21 Photos - Apr 16, 2013
Photo: Shirauo, baby squid. Top notch.Photo: Tai, toro. By now I starting to remember why I was missing high-end sushi so much! Tai had a firm, chewy texture, with a light and very clean taste, as it should, while the toro obviously melted instantly in the mouth, coating it with the unmistakable fatty tuna taste.Photo: Photo: I believe these were sakura ebi, but I'm not too sure. Anyway, these had one of the most intense shrimp taste, that lingered on. Fantastic.Photo: Tako. Excellent, but next sushi meals in Tokyo would deliver even better pieces.
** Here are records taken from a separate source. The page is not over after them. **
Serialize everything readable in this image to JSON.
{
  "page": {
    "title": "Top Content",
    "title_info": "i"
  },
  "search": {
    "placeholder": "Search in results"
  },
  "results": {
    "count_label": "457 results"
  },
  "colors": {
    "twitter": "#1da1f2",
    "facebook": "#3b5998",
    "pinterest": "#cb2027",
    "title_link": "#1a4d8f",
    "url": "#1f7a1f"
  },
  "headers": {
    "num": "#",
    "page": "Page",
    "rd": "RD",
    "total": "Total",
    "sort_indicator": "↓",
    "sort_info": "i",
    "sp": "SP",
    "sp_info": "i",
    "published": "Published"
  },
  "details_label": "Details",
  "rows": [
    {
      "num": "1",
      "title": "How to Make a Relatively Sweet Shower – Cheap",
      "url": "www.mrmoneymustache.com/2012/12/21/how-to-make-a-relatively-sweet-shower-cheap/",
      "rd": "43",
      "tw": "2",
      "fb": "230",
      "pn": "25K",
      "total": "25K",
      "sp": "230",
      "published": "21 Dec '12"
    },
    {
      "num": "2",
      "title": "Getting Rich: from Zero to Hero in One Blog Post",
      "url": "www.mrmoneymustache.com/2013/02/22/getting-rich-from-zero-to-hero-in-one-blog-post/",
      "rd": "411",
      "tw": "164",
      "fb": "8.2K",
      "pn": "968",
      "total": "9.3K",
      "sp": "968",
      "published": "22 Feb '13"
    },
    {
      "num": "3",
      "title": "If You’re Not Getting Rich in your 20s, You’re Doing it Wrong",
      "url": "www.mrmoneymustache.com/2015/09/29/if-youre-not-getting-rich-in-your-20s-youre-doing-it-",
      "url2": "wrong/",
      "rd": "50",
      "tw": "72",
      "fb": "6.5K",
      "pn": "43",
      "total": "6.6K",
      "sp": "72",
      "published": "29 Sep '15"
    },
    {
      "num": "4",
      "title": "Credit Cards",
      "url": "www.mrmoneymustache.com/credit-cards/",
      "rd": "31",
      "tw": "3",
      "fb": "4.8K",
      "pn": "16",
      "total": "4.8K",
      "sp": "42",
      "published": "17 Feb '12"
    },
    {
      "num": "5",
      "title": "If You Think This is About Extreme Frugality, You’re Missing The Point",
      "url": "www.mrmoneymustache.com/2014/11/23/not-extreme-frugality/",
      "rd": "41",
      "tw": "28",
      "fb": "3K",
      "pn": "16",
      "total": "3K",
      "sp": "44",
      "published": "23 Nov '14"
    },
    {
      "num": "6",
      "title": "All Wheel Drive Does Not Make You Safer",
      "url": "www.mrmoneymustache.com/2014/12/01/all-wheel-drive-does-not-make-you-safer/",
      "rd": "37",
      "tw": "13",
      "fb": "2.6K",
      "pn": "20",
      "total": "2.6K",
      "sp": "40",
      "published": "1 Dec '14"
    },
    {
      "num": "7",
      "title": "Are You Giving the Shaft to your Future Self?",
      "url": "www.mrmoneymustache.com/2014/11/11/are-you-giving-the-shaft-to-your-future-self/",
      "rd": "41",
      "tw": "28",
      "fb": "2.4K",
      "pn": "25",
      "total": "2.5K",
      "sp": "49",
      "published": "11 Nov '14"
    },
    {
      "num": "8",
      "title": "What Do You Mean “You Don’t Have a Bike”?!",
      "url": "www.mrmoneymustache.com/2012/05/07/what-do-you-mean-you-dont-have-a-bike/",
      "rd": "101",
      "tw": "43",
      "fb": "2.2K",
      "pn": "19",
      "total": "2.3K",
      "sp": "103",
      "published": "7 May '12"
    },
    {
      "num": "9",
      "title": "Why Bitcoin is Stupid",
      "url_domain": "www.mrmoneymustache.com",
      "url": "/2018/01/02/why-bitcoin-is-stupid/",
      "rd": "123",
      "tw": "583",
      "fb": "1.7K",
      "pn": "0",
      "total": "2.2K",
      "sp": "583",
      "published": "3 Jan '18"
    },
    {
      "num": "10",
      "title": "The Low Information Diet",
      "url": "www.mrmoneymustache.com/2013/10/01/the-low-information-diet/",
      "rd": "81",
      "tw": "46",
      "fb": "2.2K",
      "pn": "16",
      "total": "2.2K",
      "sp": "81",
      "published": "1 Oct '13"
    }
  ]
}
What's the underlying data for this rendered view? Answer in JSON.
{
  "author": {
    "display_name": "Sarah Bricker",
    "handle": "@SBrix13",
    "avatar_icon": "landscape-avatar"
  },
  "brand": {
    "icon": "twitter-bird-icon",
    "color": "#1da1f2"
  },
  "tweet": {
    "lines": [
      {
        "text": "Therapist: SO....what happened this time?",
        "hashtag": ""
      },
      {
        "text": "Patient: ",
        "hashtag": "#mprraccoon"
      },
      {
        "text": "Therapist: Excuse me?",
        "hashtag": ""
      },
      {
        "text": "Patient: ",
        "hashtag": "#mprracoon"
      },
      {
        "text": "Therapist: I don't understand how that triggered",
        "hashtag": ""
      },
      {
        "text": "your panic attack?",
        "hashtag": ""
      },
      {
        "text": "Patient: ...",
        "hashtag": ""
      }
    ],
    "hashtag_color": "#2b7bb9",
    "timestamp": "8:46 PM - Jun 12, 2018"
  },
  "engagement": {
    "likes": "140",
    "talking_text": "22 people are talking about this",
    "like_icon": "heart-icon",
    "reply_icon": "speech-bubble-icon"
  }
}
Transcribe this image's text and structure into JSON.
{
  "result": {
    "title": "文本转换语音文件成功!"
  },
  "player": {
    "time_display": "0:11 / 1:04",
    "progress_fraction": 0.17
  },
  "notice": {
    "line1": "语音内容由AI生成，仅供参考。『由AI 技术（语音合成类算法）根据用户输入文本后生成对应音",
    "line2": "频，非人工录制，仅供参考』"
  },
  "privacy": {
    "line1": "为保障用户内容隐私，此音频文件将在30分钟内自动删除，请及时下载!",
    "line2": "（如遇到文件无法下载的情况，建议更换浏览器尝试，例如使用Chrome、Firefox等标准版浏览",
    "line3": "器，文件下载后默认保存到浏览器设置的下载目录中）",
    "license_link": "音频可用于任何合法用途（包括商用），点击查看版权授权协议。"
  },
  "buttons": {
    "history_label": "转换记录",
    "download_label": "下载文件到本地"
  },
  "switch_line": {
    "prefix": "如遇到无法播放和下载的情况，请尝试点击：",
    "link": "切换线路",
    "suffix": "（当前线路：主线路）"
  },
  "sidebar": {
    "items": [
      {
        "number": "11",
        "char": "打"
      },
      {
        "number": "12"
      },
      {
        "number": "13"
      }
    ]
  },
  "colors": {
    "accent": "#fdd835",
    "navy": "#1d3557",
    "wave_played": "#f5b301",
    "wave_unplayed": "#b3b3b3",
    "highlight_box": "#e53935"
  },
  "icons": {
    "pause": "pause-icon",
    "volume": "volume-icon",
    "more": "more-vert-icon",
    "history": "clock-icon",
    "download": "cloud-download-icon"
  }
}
Still never found anything approching this piece outside of Japan.Photo: Awabi (abalone), same remark as for the previous one.Photo: Akami. More and more, I find myself prefering akami to more fatty cuts of tuna. While good chutoro or otoro can be immensely enjoyable, these cuts don't have the same depth of flavor as plain akami. I believe this piece of sushi has been one of my favorite from the whole trip.Photo: Kohada. The combination between the fish fattiness, its vinegared marinade and the rice acidity was absolutely stunning. Apparently Taichi uses red vinegar for his sushi, which I now realize might be what I prefer. His rice is well-vinegared, but not in an overpowering way, and not too salty. Also, it has a quite firm texture which I also enjoy a lot.Photo: Toro. Strange how the flow of the meal was different from what seems common in other Tokyo sushi restaurants, and not necessarily in a bad way.Photo: Aji.Photo: SabaPhoto: Kuruma ebi. Intensely sweet and juicy, quite different to the shrimp we had as otsumami.Photo: Ika. Silky mouthfeel, a slight firmness that quickly gives way when chewed. I love the texture of that seafood.Photo: Hamaguri. Honestly I remember it was good and different to clams I'm used to in Europe, but I don't have a clear memory of how it tasted.Photo: Photo: Uni.Photo: Photo: Kasugo, incredibly soft and light.Photo: Anago.Photo: TamagoPhoto: Miso soup with small clams